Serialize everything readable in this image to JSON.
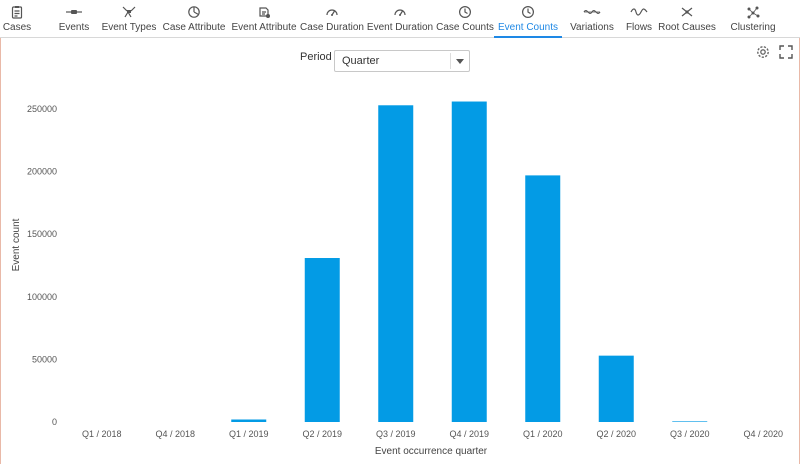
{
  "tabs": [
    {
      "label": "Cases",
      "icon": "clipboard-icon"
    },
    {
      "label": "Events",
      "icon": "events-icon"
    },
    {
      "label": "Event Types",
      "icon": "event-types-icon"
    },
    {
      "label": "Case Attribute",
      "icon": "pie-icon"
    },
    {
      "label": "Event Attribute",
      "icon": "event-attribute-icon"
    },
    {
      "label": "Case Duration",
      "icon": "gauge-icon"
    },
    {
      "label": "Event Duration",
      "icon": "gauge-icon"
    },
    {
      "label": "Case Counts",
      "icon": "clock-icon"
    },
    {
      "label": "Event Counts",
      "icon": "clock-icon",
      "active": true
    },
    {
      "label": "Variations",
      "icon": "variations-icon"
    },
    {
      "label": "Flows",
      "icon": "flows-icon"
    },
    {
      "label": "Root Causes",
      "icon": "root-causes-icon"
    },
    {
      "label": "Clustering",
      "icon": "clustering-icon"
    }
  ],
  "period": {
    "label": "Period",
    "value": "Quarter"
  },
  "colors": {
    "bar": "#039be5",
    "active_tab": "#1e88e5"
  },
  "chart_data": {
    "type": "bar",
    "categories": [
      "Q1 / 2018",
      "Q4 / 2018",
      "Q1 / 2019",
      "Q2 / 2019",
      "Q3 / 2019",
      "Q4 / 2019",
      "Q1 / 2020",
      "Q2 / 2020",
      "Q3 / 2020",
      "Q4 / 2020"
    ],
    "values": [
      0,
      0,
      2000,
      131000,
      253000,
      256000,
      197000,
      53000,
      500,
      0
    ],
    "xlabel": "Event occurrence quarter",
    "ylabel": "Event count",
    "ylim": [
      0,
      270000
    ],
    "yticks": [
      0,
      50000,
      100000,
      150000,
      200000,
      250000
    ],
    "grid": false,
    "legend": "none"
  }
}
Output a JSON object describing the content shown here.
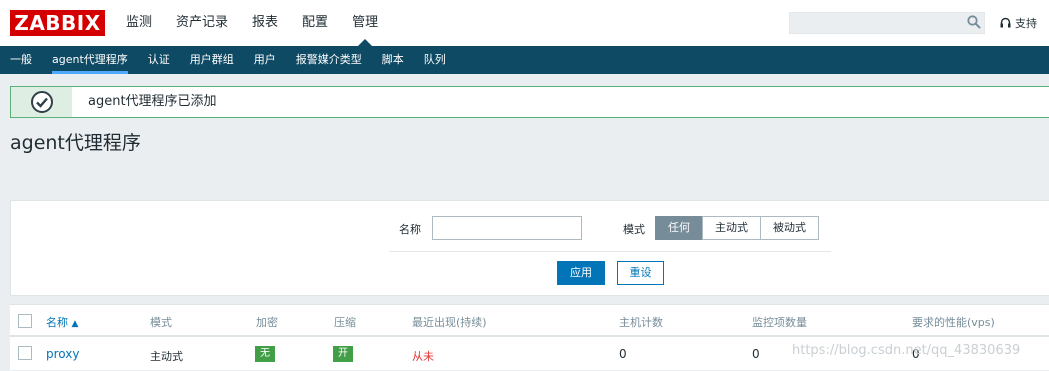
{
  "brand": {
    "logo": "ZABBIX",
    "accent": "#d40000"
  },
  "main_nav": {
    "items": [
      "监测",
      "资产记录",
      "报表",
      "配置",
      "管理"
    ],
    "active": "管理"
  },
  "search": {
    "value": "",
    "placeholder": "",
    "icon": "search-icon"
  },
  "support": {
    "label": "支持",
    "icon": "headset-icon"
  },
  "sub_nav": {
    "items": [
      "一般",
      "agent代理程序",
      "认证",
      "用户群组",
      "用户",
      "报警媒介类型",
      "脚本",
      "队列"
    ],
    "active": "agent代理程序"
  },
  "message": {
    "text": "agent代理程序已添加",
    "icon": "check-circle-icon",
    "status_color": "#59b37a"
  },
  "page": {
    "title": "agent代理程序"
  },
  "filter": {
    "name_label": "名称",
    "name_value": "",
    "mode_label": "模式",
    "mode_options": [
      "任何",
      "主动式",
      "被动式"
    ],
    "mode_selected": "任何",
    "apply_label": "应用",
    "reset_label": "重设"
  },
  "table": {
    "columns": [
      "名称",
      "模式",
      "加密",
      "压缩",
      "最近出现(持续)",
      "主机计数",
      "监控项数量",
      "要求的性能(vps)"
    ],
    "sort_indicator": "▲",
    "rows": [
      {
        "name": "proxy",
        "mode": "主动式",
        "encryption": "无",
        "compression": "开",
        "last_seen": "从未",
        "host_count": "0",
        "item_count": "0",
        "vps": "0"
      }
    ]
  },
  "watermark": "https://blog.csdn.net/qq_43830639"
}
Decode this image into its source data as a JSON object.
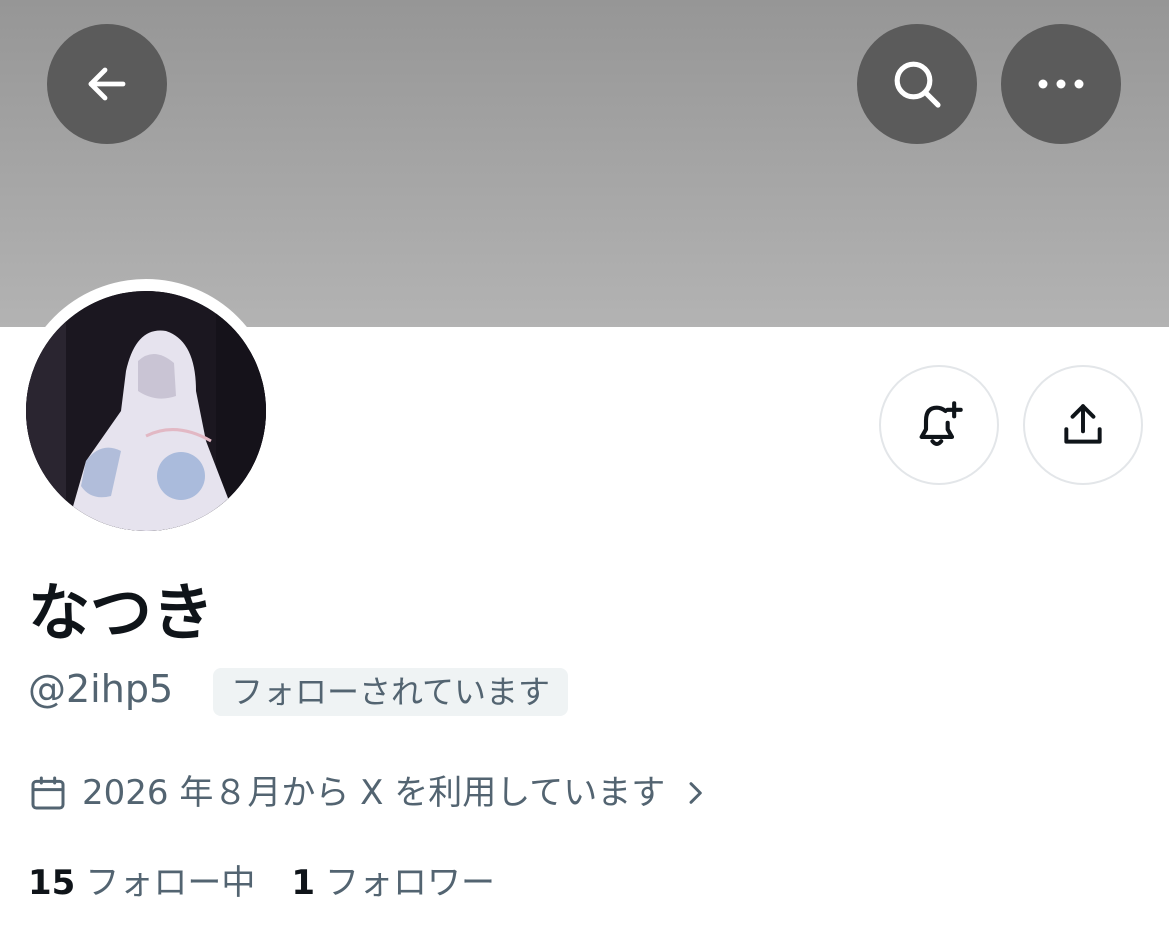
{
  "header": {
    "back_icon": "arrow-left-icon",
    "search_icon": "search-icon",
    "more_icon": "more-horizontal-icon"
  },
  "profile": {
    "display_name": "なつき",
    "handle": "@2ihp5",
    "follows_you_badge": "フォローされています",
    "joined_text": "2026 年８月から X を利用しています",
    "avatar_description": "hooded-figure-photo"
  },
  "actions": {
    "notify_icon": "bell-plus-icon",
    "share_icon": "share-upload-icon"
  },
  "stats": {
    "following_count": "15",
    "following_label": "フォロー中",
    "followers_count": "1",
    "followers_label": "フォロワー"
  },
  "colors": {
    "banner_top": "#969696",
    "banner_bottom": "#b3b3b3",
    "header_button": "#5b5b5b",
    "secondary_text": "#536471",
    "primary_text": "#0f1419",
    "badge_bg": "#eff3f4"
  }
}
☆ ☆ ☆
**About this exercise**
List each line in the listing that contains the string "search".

**Solved exercise**
  "search": {
    "icon": "search-icon"
    "search_icon": "search-icon",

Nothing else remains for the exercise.